The brightest TV-on-DVD news (so far) this week comes from the company dedicated to keeping the torch of nostalgia burning bright and free, Timeless Media Group—who announce in this short-and-sweet blurb that July 14th will be the kick-off date for Tales of Wells Fargo, a “best of” release that will contain forty-six episodes from the popular NBC western originally telecast from 1957-62. The series starred Dale Robertson as Land Agent Jim Hardie, who “faced weekly tests of will and character, as he protected the stage coaches from outlaws, bandits and Indian raiders, seeing them safely through their journey.” (I just hope he didn’t wait to study for each test until the night before.)
Timeless’ latest release, Classic TV Western Collection, apparently has an episode or two of Tales of Wells Fargo included—I’m really just speculating here because even though I ordered a copy of the set (Video Universe had it for pre-order for under twenty bucks) I’ve yet to receive it; Universe an e-mail last week informing me it’s on backorder. (I think this may be one of those deals where Timeless is a little slow getting out of the gate—they don’t even have the collection listed at their website.) The SRP for the Best of set is $69.98—but if I can find it cheaper (perhaps DVD Pacific) I may take a flutter.

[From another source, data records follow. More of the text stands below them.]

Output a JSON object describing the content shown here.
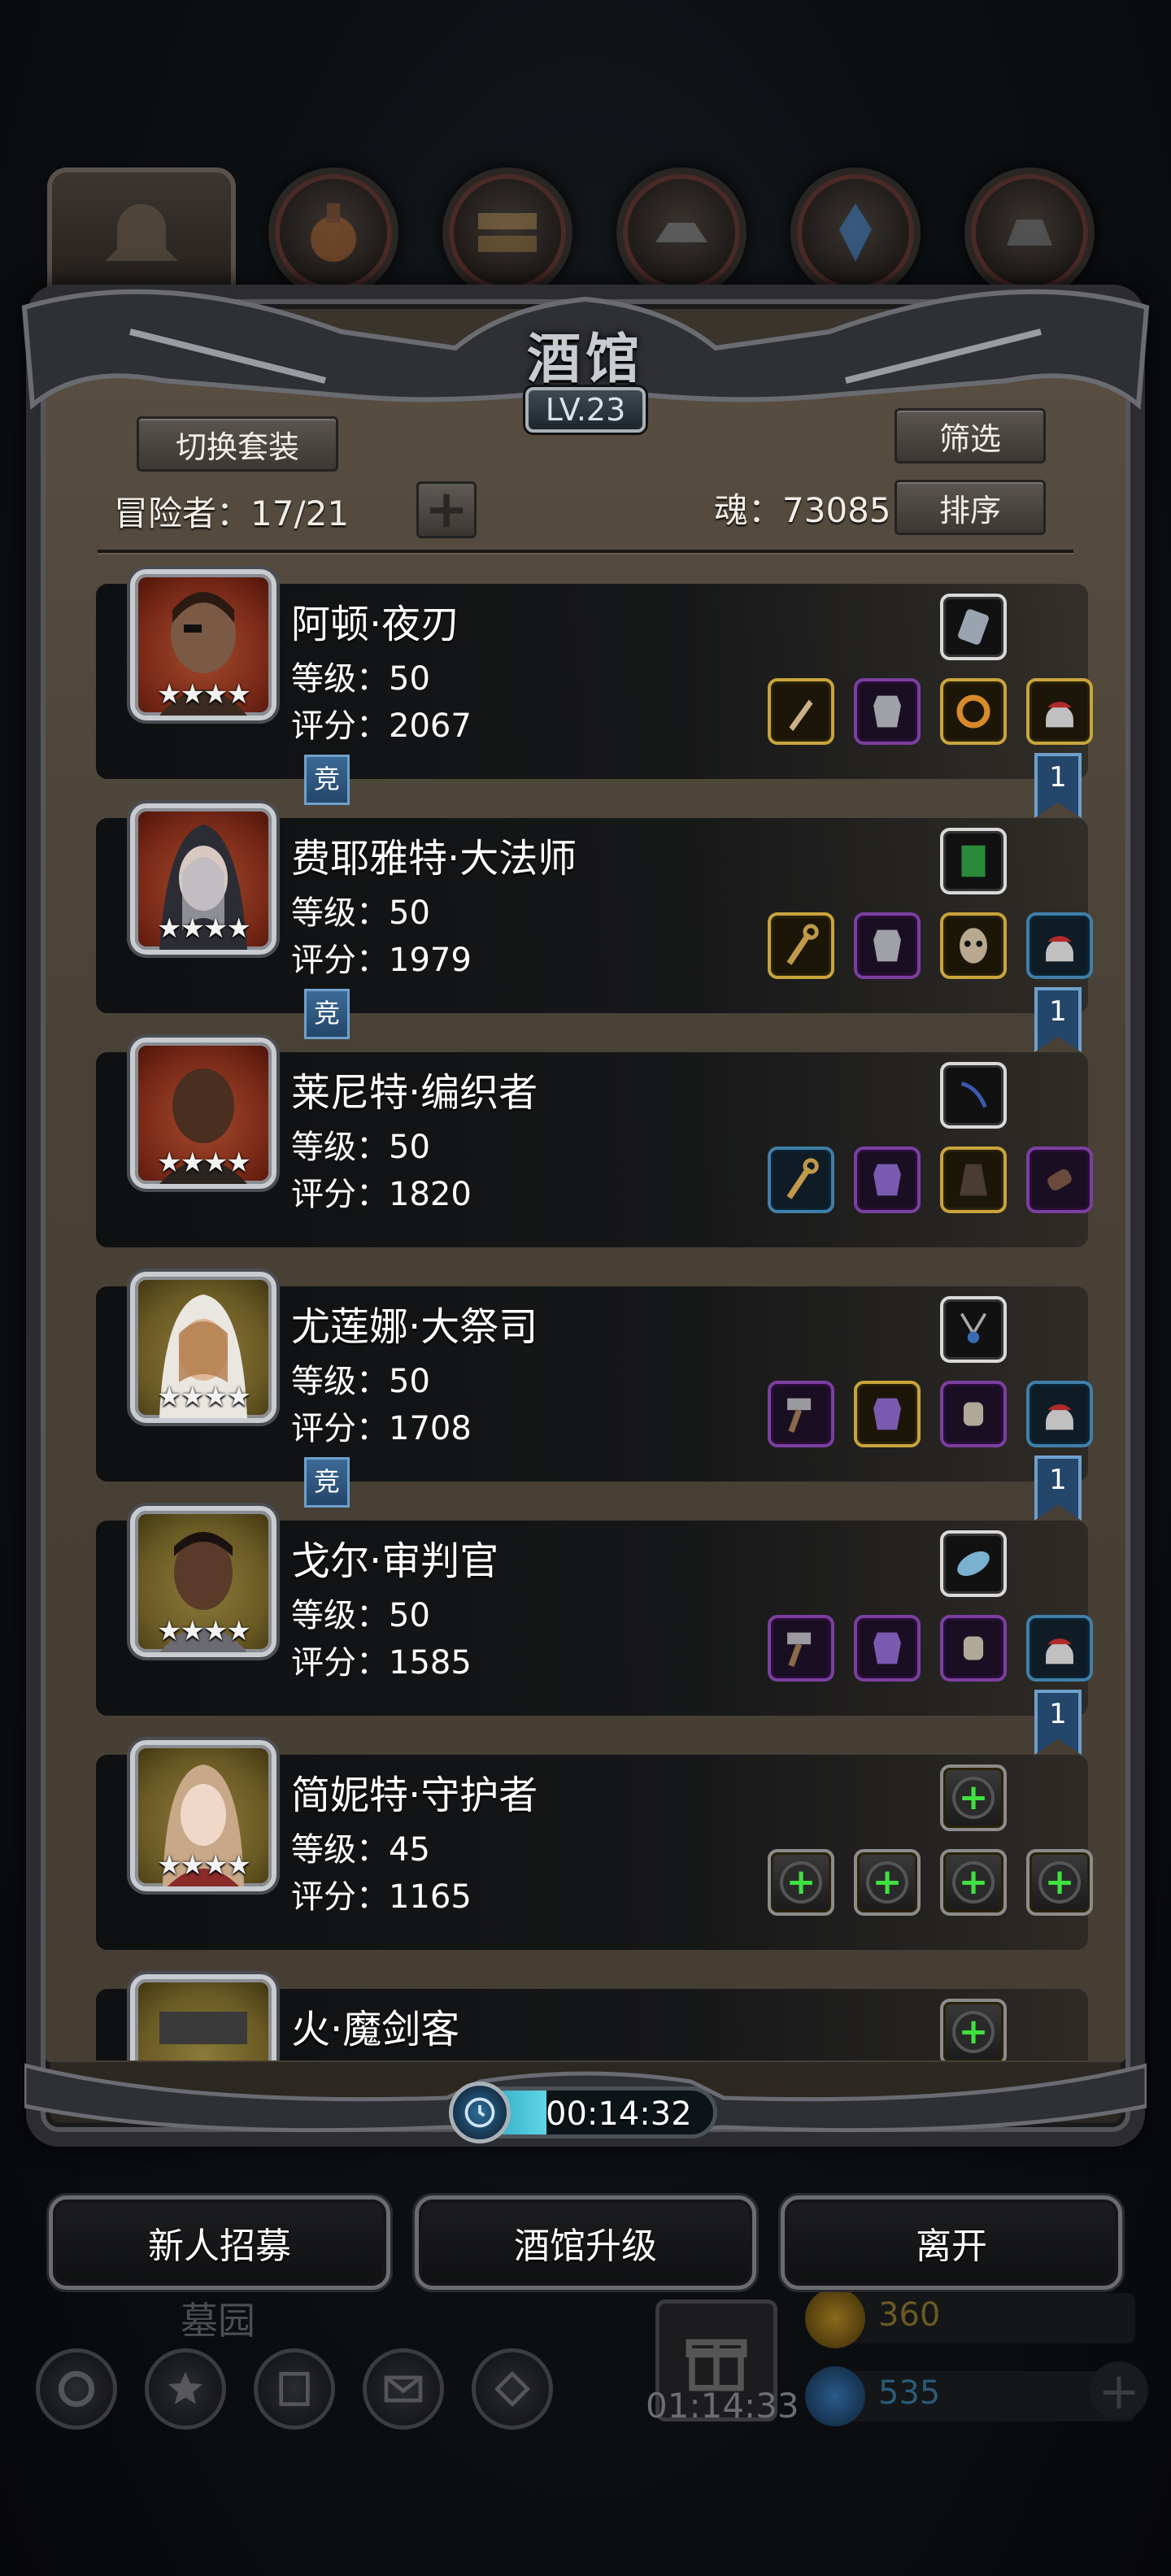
{
  "title": "酒馆",
  "level": "LV.23",
  "header": {
    "switch_outfit_label": "切换套装",
    "filter_label": "筛选",
    "sort_label": "排序",
    "adventurers_label": "冒险者：17/21",
    "soul_label": "魂：73085",
    "add_icon": "plus"
  },
  "stars": "★★★★",
  "adventurers": [
    {
      "name": "阿顿·夜刃",
      "level": "等级：50",
      "score": "评分：2067",
      "arena": "竞",
      "ribbon": "1"
    },
    {
      "name": "费耶雅特·大法师",
      "level": "等级：50",
      "score": "评分：1979",
      "arena": "竞",
      "ribbon": "1"
    },
    {
      "name": "莱尼特·编织者",
      "level": "等级：50",
      "score": "评分：1820"
    },
    {
      "name": "尤莲娜·大祭司",
      "level": "等级：50",
      "score": "评分：1708",
      "arena": "竞",
      "ribbon": "1"
    },
    {
      "name": "戈尔·审判官",
      "level": "等级：50",
      "score": "评分：1585",
      "ribbon": "1"
    },
    {
      "name": "简妮特·守护者",
      "level": "等级：45",
      "score": "评分：1165"
    },
    {
      "name": "火·魔剑客"
    }
  ],
  "timer": {
    "value": "00:14:32",
    "progress": 0.35
  },
  "actions": {
    "recruit": "新人招募",
    "upgrade": "酒馆升级",
    "leave": "离开"
  },
  "underlay": {
    "location": "墓园",
    "gift_timer": "01:14:33",
    "gold": "360",
    "gems": "535"
  },
  "colors": {
    "gold_rarity": "#c8a43c",
    "purple_rarity": "#7b3fa0",
    "blue_rarity": "#3f7fa8",
    "timer_fill": "#2fb5d0",
    "empty_plus": "#3fe03f"
  }
}
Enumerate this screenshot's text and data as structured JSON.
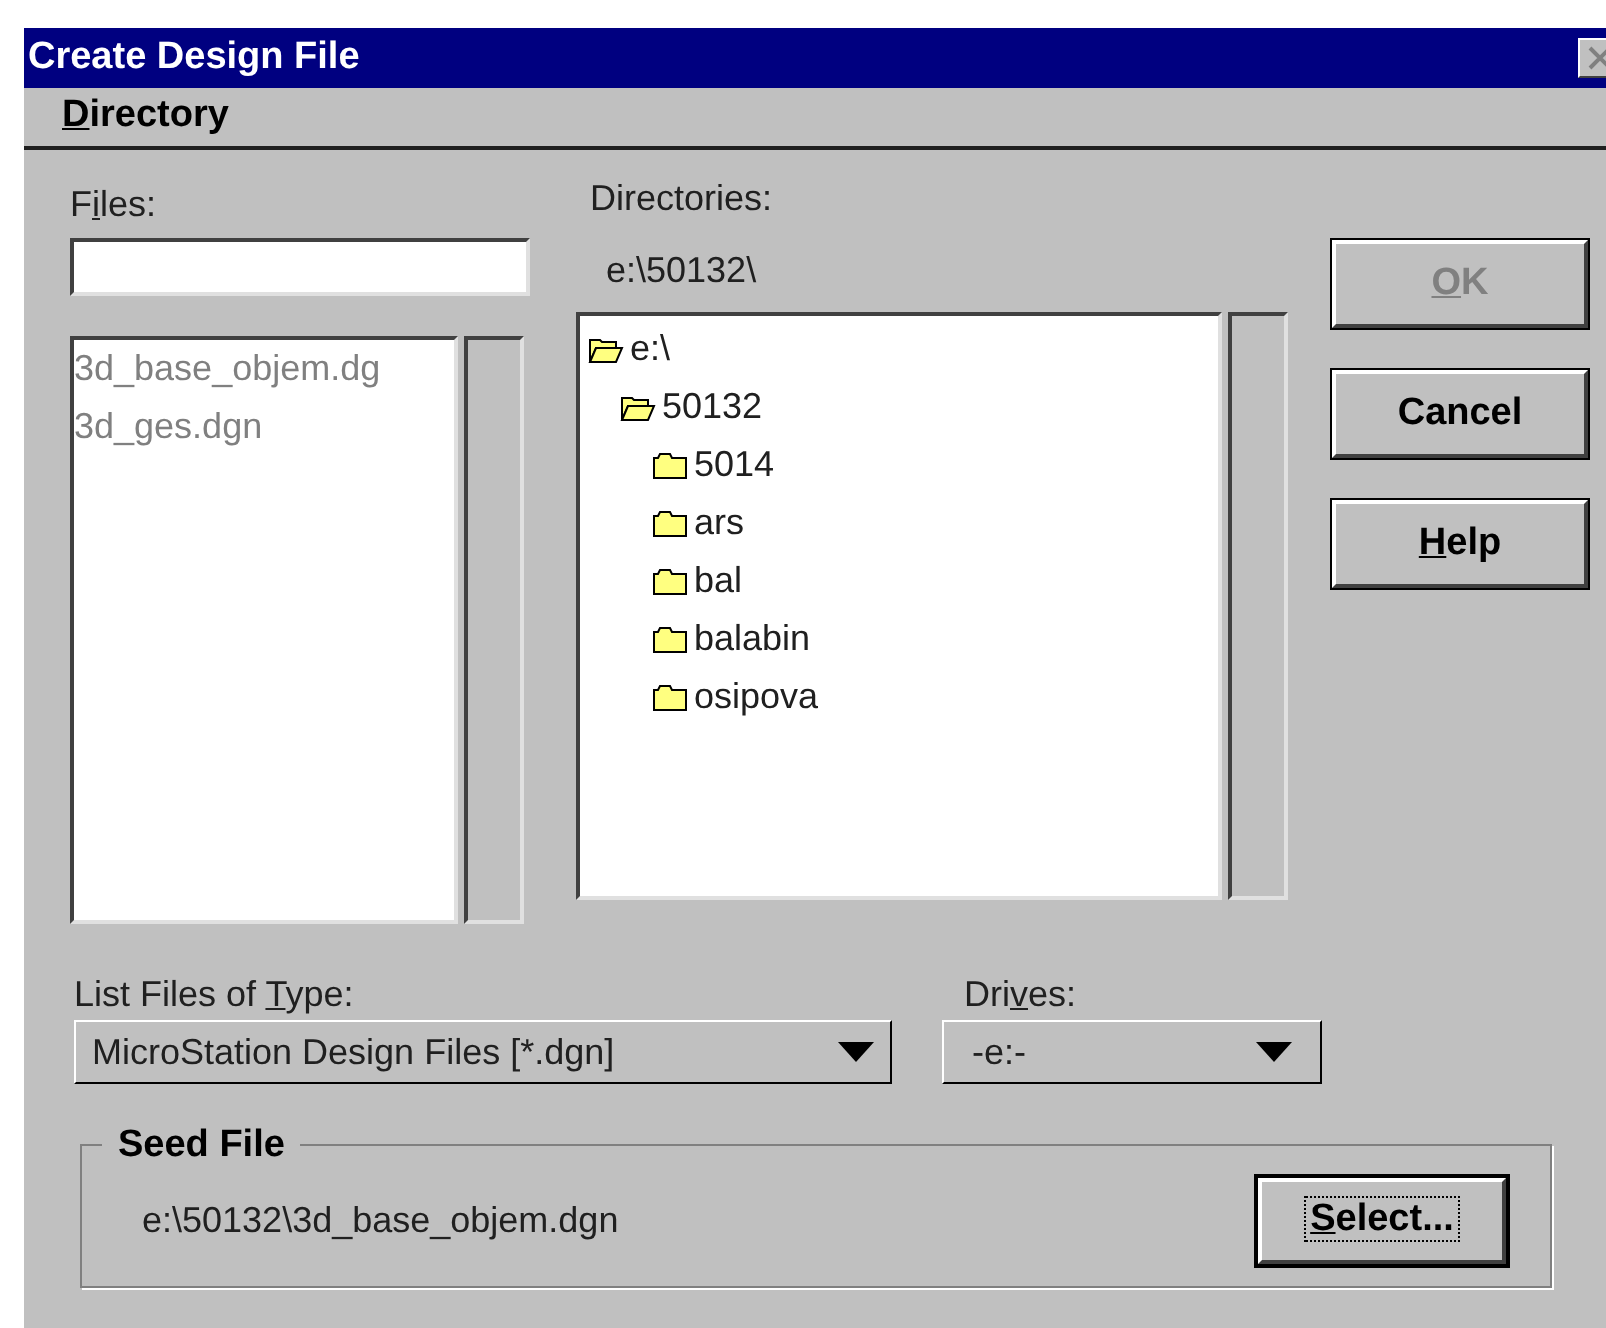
{
  "window": {
    "title": "Create Design File"
  },
  "menu": [
    {
      "label": [
        {
          "text": "D",
          "underlined": true
        },
        {
          "text": "irectory",
          "underlined": false
        }
      ]
    }
  ],
  "files": {
    "label": [
      {
        "text": "F",
        "underlined": false
      },
      {
        "text": "i",
        "underlined": true
      },
      {
        "text": "les:",
        "underlined": false
      }
    ],
    "items": [
      {
        "name": "3d_base_objem.dg",
        "disabled": true
      },
      {
        "name": "3d_ges.dgn",
        "disabled": true
      }
    ]
  },
  "directories": {
    "label": "Directories:",
    "path": "e:\\50132\\",
    "tree": [
      {
        "name": "e:\\",
        "expanded": true,
        "children": [
          {
            "name": "50132",
            "expanded": true,
            "children": [
              {
                "name": "5014",
                "expanded": false
              },
              {
                "name": "ars",
                "expanded": false
              },
              {
                "name": "bal",
                "expanded": false
              },
              {
                "name": "balabin",
                "expanded": false
              },
              {
                "name": "osipova",
                "expanded": false
              }
            ]
          }
        ]
      }
    ]
  },
  "buttons": [
    {
      "label": [
        {
          "text": "O",
          "underlined": true
        },
        {
          "text": "K",
          "underlined": false
        }
      ],
      "disabled": true
    },
    {
      "label": [
        {
          "text": "Cancel",
          "underlined": false
        }
      ],
      "disabled": false
    },
    {
      "label": [
        {
          "text": "H",
          "underlined": true
        },
        {
          "text": "elp",
          "underlined": false
        }
      ],
      "disabled": false
    }
  ],
  "file_type": {
    "label": [
      {
        "text": "List Files of ",
        "underlined": false
      },
      {
        "text": "T",
        "underlined": true
      },
      {
        "text": "ype:",
        "underlined": false
      }
    ],
    "value": "MicroStation Design Files [*.dgn]"
  },
  "drives": {
    "label": [
      {
        "text": "Dri",
        "underlined": false
      },
      {
        "text": "v",
        "underlined": true
      },
      {
        "text": "es:",
        "underlined": false
      }
    ],
    "value": "-e:-"
  },
  "seed_file": {
    "title": "Seed File",
    "path": "e:\\50132\\3d_base_objem.dgn",
    "button": {
      "label": [
        {
          "text": "S",
          "underlined": true
        },
        {
          "text": "elect...",
          "underlined": false
        }
      ],
      "focused": true
    }
  }
}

Fargo was a phenomenally successful TV oater back in the late 50s/early 60s (after a successful summer run, it wound up ranking in the Nielsen ratings at #3 for the full 1957-58 season) and a huge favorite of my Mom’s, so I’m sure she would love the opportunity to see some of these old episodes again. The interesting development here is that my father loathed the program, and would often mock the show’s star (Dad referred to him as “Dale Roberts”) by suggesting—in less politically correct times—that he was “a little on the retarded side.”
The skinny on this set is that it will contain episodes from all five seasons, which would indicate to me that season five will be included—that was the year the series moved from its comfortable Monday night berth to Saturdays, and expanding to a full hour in the process. Along with the scheduling and format changes, Agent Hardie found time to acquire a ranch (though he was still punching a time clock at Wells Fargo) that included TDOY fave William Demarest as ranch foreman Jeb Gaine and OTR veteran Virginia Christine (of Folgers’ commercials fame) as the widow Ovie—who owned the spread down the road from Hardie and who had a pair of comely young daughters, Mary Gee (Mary Jane Saunders) and Tina (Lacy Patrick) in her care. (“The Widder Ovie” had a few romantic designs on foreman Gaine, despite his indifference to her advances.)